How to complete this task |
An exact reprint of the data below is required, line for line.

Data under study |
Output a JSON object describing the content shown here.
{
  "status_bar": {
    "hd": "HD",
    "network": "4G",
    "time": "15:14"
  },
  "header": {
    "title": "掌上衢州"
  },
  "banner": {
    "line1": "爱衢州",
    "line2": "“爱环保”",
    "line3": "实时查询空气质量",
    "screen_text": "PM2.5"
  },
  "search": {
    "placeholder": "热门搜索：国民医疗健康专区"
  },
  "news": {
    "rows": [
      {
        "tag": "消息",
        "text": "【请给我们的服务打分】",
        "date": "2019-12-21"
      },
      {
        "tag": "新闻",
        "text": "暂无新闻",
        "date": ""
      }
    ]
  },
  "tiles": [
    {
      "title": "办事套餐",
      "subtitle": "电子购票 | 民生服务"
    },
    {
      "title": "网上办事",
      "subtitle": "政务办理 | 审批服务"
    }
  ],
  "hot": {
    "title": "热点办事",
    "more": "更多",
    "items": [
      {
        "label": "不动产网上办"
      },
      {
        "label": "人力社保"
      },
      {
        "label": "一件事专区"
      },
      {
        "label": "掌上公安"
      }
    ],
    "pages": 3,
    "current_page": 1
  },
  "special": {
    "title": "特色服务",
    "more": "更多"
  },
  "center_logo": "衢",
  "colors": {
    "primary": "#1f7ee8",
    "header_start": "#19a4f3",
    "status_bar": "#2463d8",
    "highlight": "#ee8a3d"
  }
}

Response box |
Output a JSON object describing the content shown here.
{
  "status_bar": {
    "hd": "HD",
    "network": "4G",
    "time": "15:14"
  },
  "header": {
    "title": "掌上衢州"
  },
  "banner": {
    "line1": "爱衢州",
    "line2": "“爱环保”",
    "line3": "实时查询空气质量",
    "screen_text": "PM2.5"
  },
  "search": {
    "placeholder": "热门搜索：国民医疗健康专区"
  },
  "news": {
    "rows": [
      {
        "tag": "消息",
        "text": "【请给我们的服务打分】",
        "date": "2019-12-21"
      },
      {
        "tag": "新闻",
        "text": "暂无新闻",
        "date": ""
      }
    ]
  },
  "tiles": [
    {
      "title": "办事套餐",
      "subtitle": "电子购票 | 民生服务"
    },
    {
      "title": "网上办事",
      "subtitle": "政务办理 | 审批服务"
    }
  ],
  "hot": {
    "title": "热点办事",
    "more": "更多",
    "items": [
      {
        "label": "不动产网上办"
      },
      {
        "label": "人力社保"
      },
      {
        "label": "一件事专区"
      },
      {
        "label": "掌上公安"
      }
    ],
    "pages": 3,
    "current_page": 1
  },
  "special": {
    "title": "特色服务",
    "more": "更多"
  },
  "center_logo": "衢",
  "colors": {
    "primary": "#1f7ee8",
    "header_start": "#19a4f3",
    "status_bar": "#2463d8",
    "highlight": "#ee8a3d"
  }
}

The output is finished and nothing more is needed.